Using the records below, locate all lines containing "meta" and return them.
━━━━━ RECORDS FOR THIS TASK
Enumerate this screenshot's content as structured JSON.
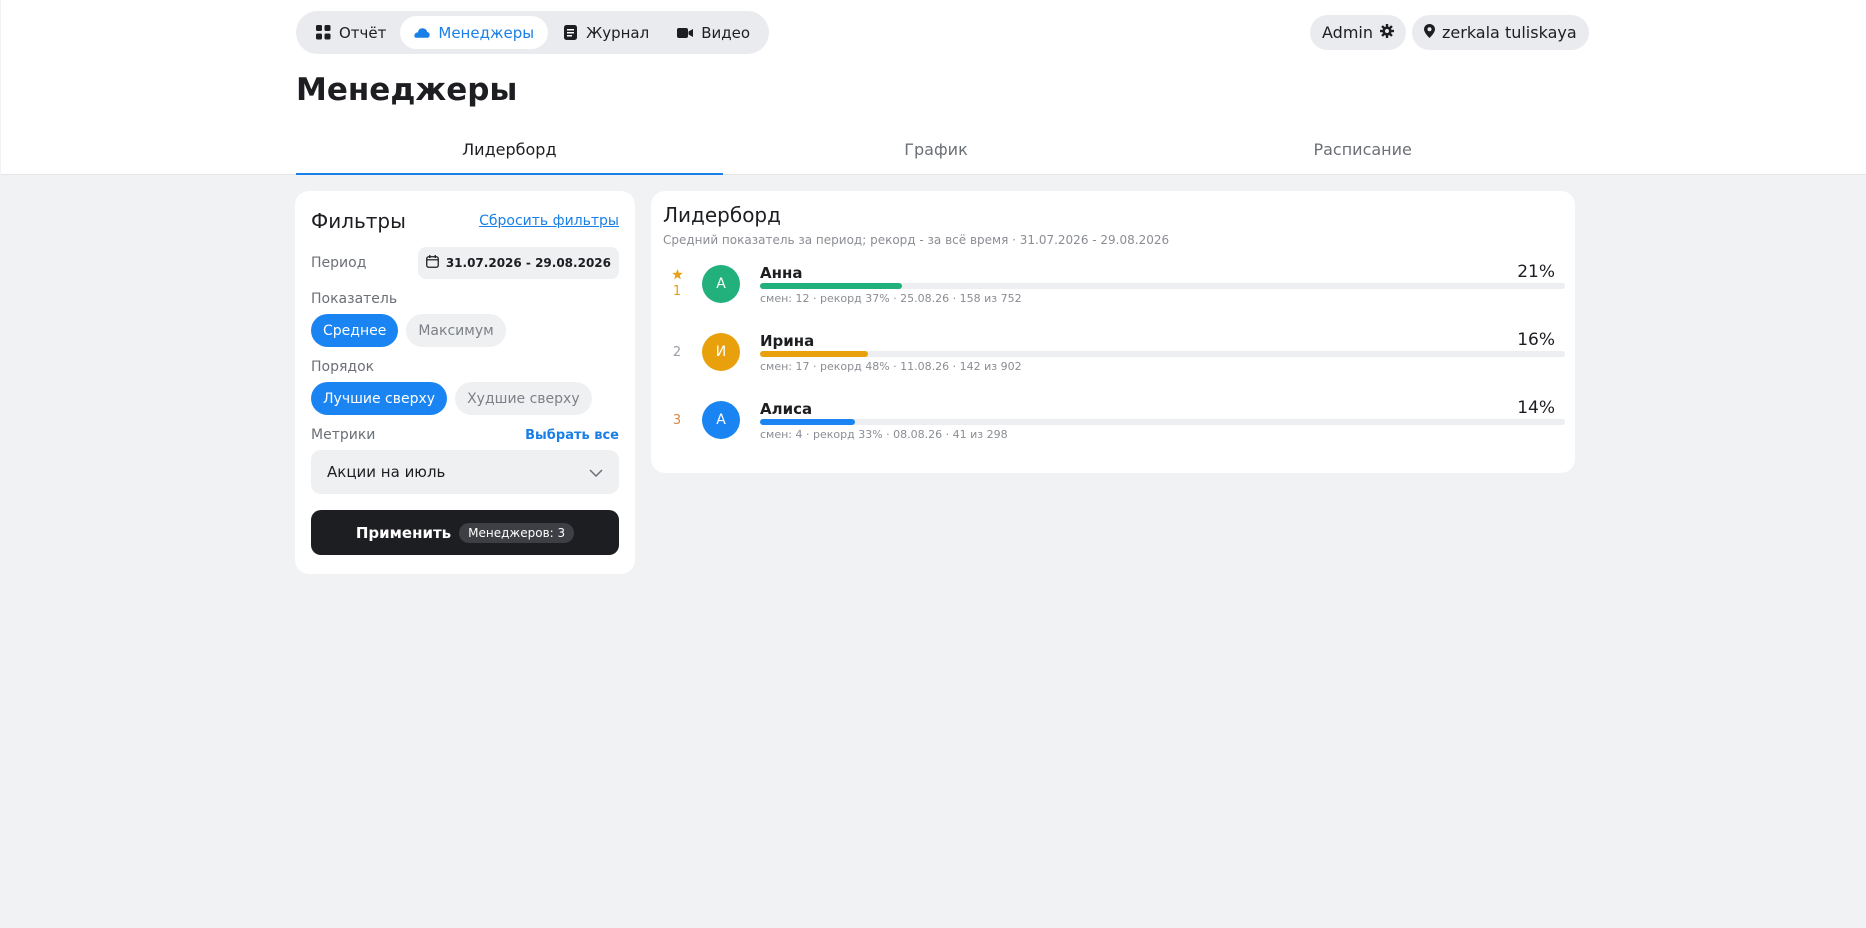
{
  "nav": {
    "items": [
      {
        "label": "Отчёт",
        "icon": "grid-icon"
      },
      {
        "label": "Менеджеры",
        "icon": "cloud-icon"
      },
      {
        "label": "Журнал",
        "icon": "journal-icon"
      },
      {
        "label": "Видео",
        "icon": "video-icon"
      }
    ],
    "active_index": 1
  },
  "account": {
    "user_label": "Admin",
    "location_label": "zerkala tuliskaya"
  },
  "page": {
    "title": "Менеджеры"
  },
  "tabs": [
    {
      "label": "Лидерборд",
      "active": true
    },
    {
      "label": "График",
      "active": false
    },
    {
      "label": "Расписание",
      "active": false
    }
  ],
  "filters": {
    "title": "Фильтры",
    "reset_label": "Сбросить фильтры",
    "period_label": "Период",
    "period_value": "31.07.2026 - 29.08.2026",
    "indicator_label": "Показатель",
    "indicator_options": [
      "Среднее",
      "Максимум"
    ],
    "indicator_selected": 0,
    "order_label": "Порядок",
    "order_options": [
      "Лучшие сверху",
      "Худшие сверху"
    ],
    "order_selected": 0,
    "metrics_label": "Метрики",
    "select_all_label": "Выбрать все",
    "metrics_value": "Акции на июль",
    "apply_label": "Применить",
    "apply_badge": "Менеджеров: 3"
  },
  "leaderboard": {
    "title": "Лидерборд",
    "subtitle": "Средний показатель за период; рекорд - за всё время · 31.07.2026 - 29.08.2026",
    "entries": [
      {
        "rank": "1",
        "initial": "А",
        "name": "Анна",
        "percent_label": "21%",
        "percent": 21,
        "meta": "смен: 12 · рекорд 37% · 25.08.26 · 158 из 752",
        "color": "#22b07d",
        "star": true,
        "rank_color": "#e6a21a"
      },
      {
        "rank": "2",
        "initial": "И",
        "name": "Ирина",
        "percent_label": "16%",
        "percent": 16,
        "meta": "смен: 17 · рекорд 48% · 11.08.26 · 142 из 902",
        "color": "#e8a10c",
        "star": false,
        "rank_color": "#9aa0a8"
      },
      {
        "rank": "3",
        "initial": "А",
        "name": "Алиса",
        "percent_label": "14%",
        "percent": 14,
        "meta": "смен: 4 · рекорд 33% · 08.08.26 · 41 из 298",
        "color": "#1a85f2",
        "star": false,
        "rank_color": "#d7884a"
      }
    ]
  },
  "colors": {
    "accent": "#1a85f2",
    "dark": "#1d1e22",
    "background": "#f1f2f4"
  }
}
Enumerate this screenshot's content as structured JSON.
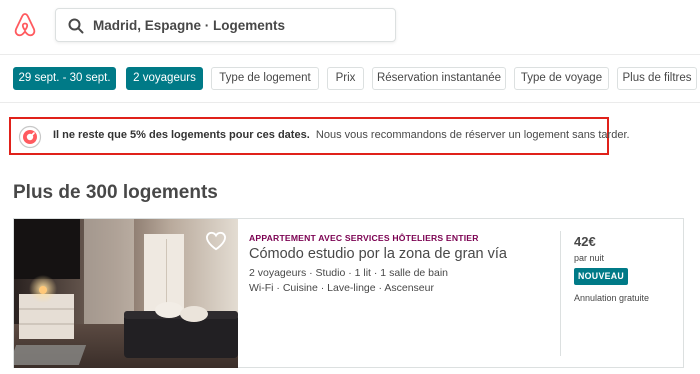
{
  "header": {
    "logo": "airbnb-logo",
    "search_value": "Madrid, Espagne · Logements"
  },
  "filters": [
    {
      "label": "29 sept. - 30 sept.",
      "active": true
    },
    {
      "label": "2 voyageurs",
      "active": true
    },
    {
      "label": "Type de logement",
      "active": false
    },
    {
      "label": "Prix",
      "active": false
    },
    {
      "label": "Réservation instantanée",
      "active": false
    },
    {
      "label": "Type de voyage",
      "active": false
    },
    {
      "label": "Plus de filtres",
      "active": false
    }
  ],
  "alert": {
    "strong": "Il ne reste que 5% des logements pour ces dates.",
    "text": "Nous vous recommandons de réserver un logement sans tarder."
  },
  "results": {
    "heading": "Plus de 300 logements"
  },
  "listing": {
    "kicker": "APPARTEMENT AVEC SERVICES HÔTELIERS ENTIER",
    "title": "Cómodo estudio por la zona de gran vía",
    "details": "2 voyageurs · Studio · 1 lit · 1 salle de bain",
    "amenities": "Wi-Fi · Cuisine · Lave-linge · Ascenseur",
    "price": "42€",
    "per_night": "par nuit",
    "badge": "NOUVEAU",
    "cancellation": "Annulation gratuite"
  },
  "colors": {
    "brand": "#ff5a5f",
    "teal": "#007a87",
    "alert_border": "#e0211a",
    "kicker": "#7b0051"
  }
}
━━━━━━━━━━
ANSWER FOR THE TASK –
        "meta": "смен: 12 · рекорд 37% · 25.08.26 · 158 из 752",
        "meta": "смен: 17 · рекорд 48% · 11.08.26 · 142 из 902",
        "meta": "смен: 4 · рекорд 33% · 08.08.26 · 41 из 298",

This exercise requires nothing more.